A single Unitary Patent will provide its holder with exclusivity protection in the whole of the EU bloc, with the exception of Italy and Spain.
But there is a commensurate risk – if a Unitary Patent is revoked in proceedings in the UPC because it is found to be invalid, its protection will be lost across the whole of Europe.
For those who would prefer patent protection in one or more European countries of their choice, the existing system of European patents and national patents – both of which protect the chosen national territories only – will continue to be available.
As well as the power to revoke Unitary Patents across Europe – in addition to European patents that have not ‘opted-out’ from the UPC’s jurisdiction – the UPC will be able to issue pan-European injunctions.
The UPC therefore provides a single-forum alternative to litigating opted-out European patents and national patents country by country.
However, the complexity of the court’s structure is a potential weakness. The UPC will have local and regional divisions situated in various European countries, as well as a central division. The central division is located in Paris but has branches in London and Munich.

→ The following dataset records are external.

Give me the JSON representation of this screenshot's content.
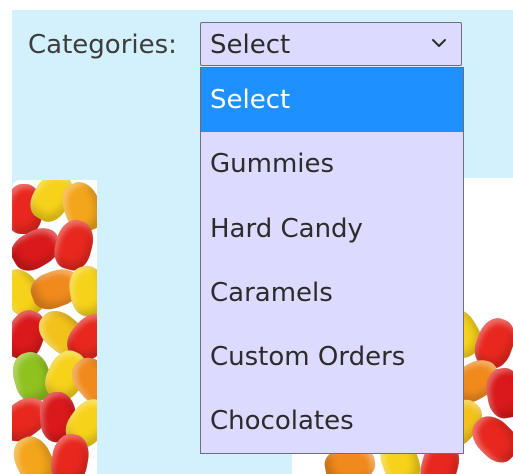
{
  "form": {
    "label": "Categories:"
  },
  "select": {
    "selected_value": "Select",
    "options": [
      {
        "label": "Select",
        "highlighted": true
      },
      {
        "label": "Gummies",
        "highlighted": false
      },
      {
        "label": "Hard Candy",
        "highlighted": false
      },
      {
        "label": "Caramels",
        "highlighted": false
      },
      {
        "label": "Custom Orders",
        "highlighted": false
      },
      {
        "label": "Chocolates",
        "highlighted": false
      }
    ]
  },
  "icons": {
    "dropdown_arrow": "chevron-down-icon"
  },
  "colors": {
    "page_background": "#d3f1fd",
    "select_background": "#dcdaff",
    "highlight": "#1e90ff",
    "text": "#2c2c2c"
  }
}
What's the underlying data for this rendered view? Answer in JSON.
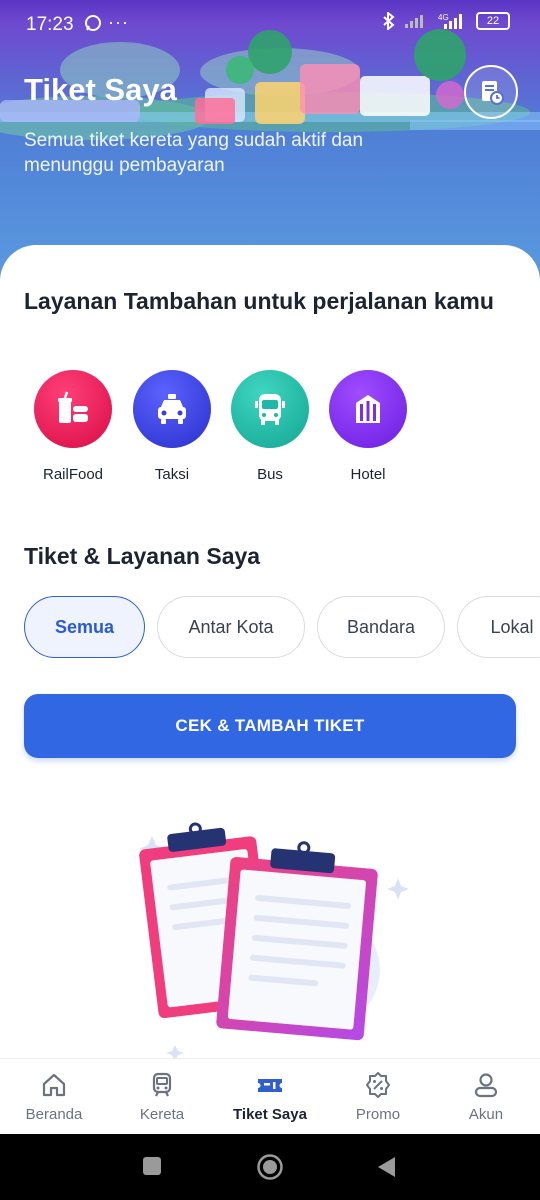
{
  "status_bar": {
    "time": "17:23",
    "more": "···",
    "battery": "22"
  },
  "header": {
    "title": "Tiket Saya",
    "subtitle": "Semua tiket kereta yang sudah aktif dan menunggu pembayaran",
    "history_icon": "ticket-history-icon"
  },
  "services": {
    "title": "Layanan Tambahan untuk perjalanan kamu",
    "items": [
      {
        "label": "RailFood",
        "icon": "food-icon",
        "color": "#e5124e"
      },
      {
        "label": "Taksi",
        "icon": "taxi-icon",
        "color": "#3b3fd9"
      },
      {
        "label": "Bus",
        "icon": "bus-icon",
        "color": "#1fb8a6"
      },
      {
        "label": "Hotel",
        "icon": "hotel-icon",
        "color": "#7b2fe0"
      }
    ]
  },
  "tickets": {
    "title": "Tiket & Layanan Saya",
    "filters": [
      "Semua",
      "Antar Kota",
      "Bandara",
      "Lokal"
    ],
    "active_filter": "Semua",
    "cta": "CEK & TAMBAH TIKET"
  },
  "bottom_nav": {
    "items": [
      {
        "label": "Beranda",
        "icon": "home-icon"
      },
      {
        "label": "Kereta",
        "icon": "train-icon"
      },
      {
        "label": "Tiket Saya",
        "icon": "ticket-icon"
      },
      {
        "label": "Promo",
        "icon": "promo-icon"
      },
      {
        "label": "Akun",
        "icon": "account-icon"
      }
    ],
    "active": "Tiket Saya"
  },
  "colors": {
    "primary": "#3267e3",
    "header_top": "#5a35c4",
    "header_bottom": "#5b9be0"
  }
}
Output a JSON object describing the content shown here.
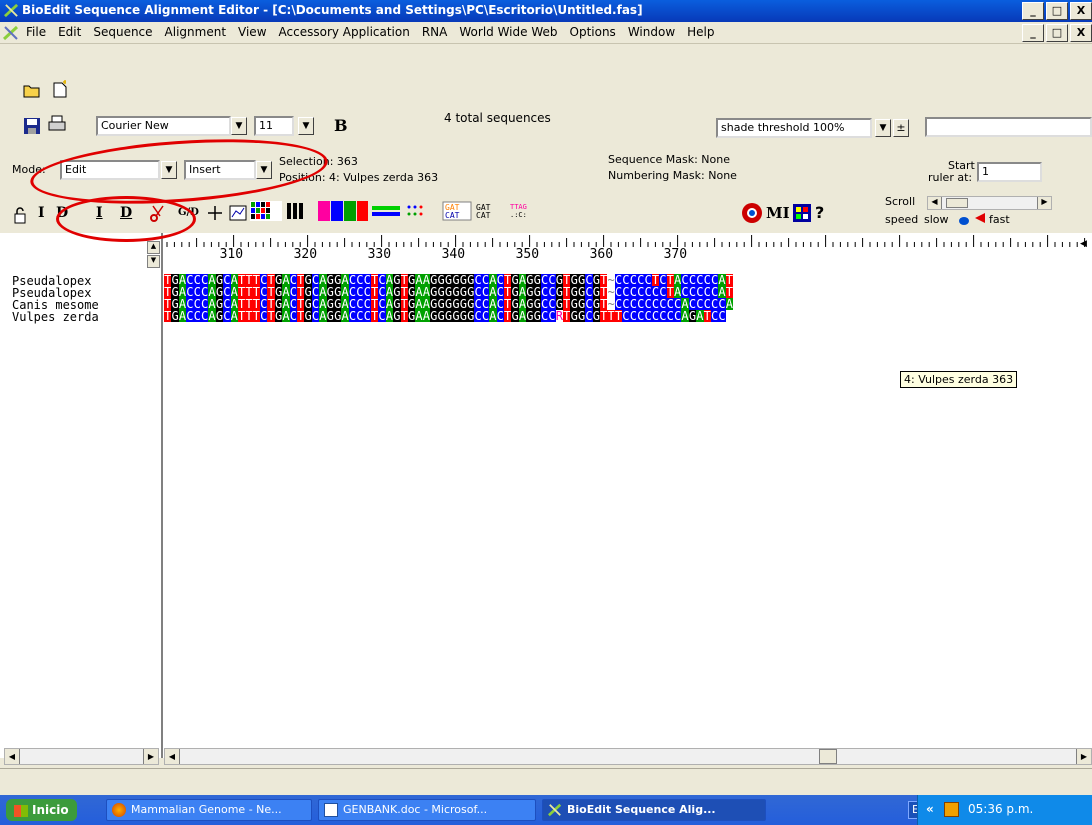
{
  "window": {
    "title": "BioEdit Sequence Alignment Editor - [C:\\Documents and Settings\\PC\\Escritorio\\Untitled.fas]",
    "min_label": "_",
    "max_label": " □",
    "close_label": "X"
  },
  "menu": {
    "items": [
      "File",
      "Edit",
      "Sequence",
      "Alignment",
      "View",
      "Accessory Application",
      "RNA",
      "World Wide Web",
      "Options",
      "Window",
      "Help"
    ]
  },
  "toolbar": {
    "font_name": "Courier New",
    "font_size": "11",
    "bold_label": "B",
    "sequence_count": "4 total sequences",
    "shade_threshold": "shade threshold 100%",
    "mode_label": "Mode:",
    "mode_value": "Edit",
    "insert_value": "Insert",
    "selection": "Selection: 363",
    "position": "Position:  4: Vulpes zerda 363",
    "sequence_mask": "Sequence Mask: None",
    "numbering_mask": "Numbering Mask: None",
    "start_label": "Start",
    "ruler_label": "ruler at:",
    "ruler_value": "1",
    "scroll_label": "Scroll",
    "speed_label": "speed",
    "slow_label": "slow",
    "fast_label": "fast",
    "mi_label": "MI",
    "lock_icon": "lock-icon",
    "i_label": "I",
    "d_label": "D",
    "gd_label": "G/D",
    "ti_label": "I",
    "td_label": "D"
  },
  "ruler": {
    "ticks": [
      "310",
      "320",
      "330",
      "340",
      "350",
      "360",
      "370"
    ]
  },
  "sequences": [
    {
      "name": "Pseudalopex",
      "seq": "TGACCCAGCATTTCTGACTGCAGGACCCTCAGTGAAGGGGGGCCACTGAGGCCGTGGCGT~CCCCCTCTACCCCCAT"
    },
    {
      "name": "Pseudalopex",
      "seq": "TGACCCAGCATTTCTGACTGCAGGACCCTCAGTGAAGGGGGGCCACTGAGGCCGTGGCGT~CCCCCCCTACCCCCAT"
    },
    {
      "name": "Canis mesome",
      "seq": "TGACCCAGCATTTCTGACTGCAGGACCCTCAGTGAAGGGGGGCCACTGAGGCCGTGGCGT~CCCCCCCCCACCCCCA"
    },
    {
      "name": "Vulpes zerda",
      "seq": "TGACCCAGCATTTCTGACTGCAGGACCCTCAGTGAAGGGGGGCCACTGAGGCCRTGGCGTTTCCCCCCCCAGATCC"
    }
  ],
  "tooltip": "4: Vulpes zerda 363",
  "taskbar": {
    "start": "Inicio",
    "tasks": [
      "Mammalian Genome - Ne...",
      "GENBANK.doc - Microsof...",
      "BioEdit Sequence Alig..."
    ],
    "lang": "ES",
    "chevron": "«",
    "time": "05:36 p.m."
  },
  "colors": {
    "A": "#00a000",
    "C": "#0000ff",
    "G": "#000000",
    "T": "#ff0000",
    "annotation": "#e00000"
  }
}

This structure results in complicated rules for allocating cases between these divisions.
A particular concern is that some infringement proceedings will be heard in a different division to revocation proceedings concerning the same patent.
However, it is hoped that the Court of Appeal, which will be situated in Luxembourg, will eventually bring harmonisation of substantive and procedural patent law across Europe.
By providing a single patent and a single European court in which to enforce it, these reforms are intended to make patenting and patent litigation more affordable. Their intention is also to harmonise substantive patent law and simplify patent litigation.
It remains to be seen whether these objectives will be met. The answer will be revealed only after the UPC and Unitary Patent become a reality, which is currently anticipated to happen some time in 2015 or 2016.
Paul England is a professional support lawyer at Taylor Wessing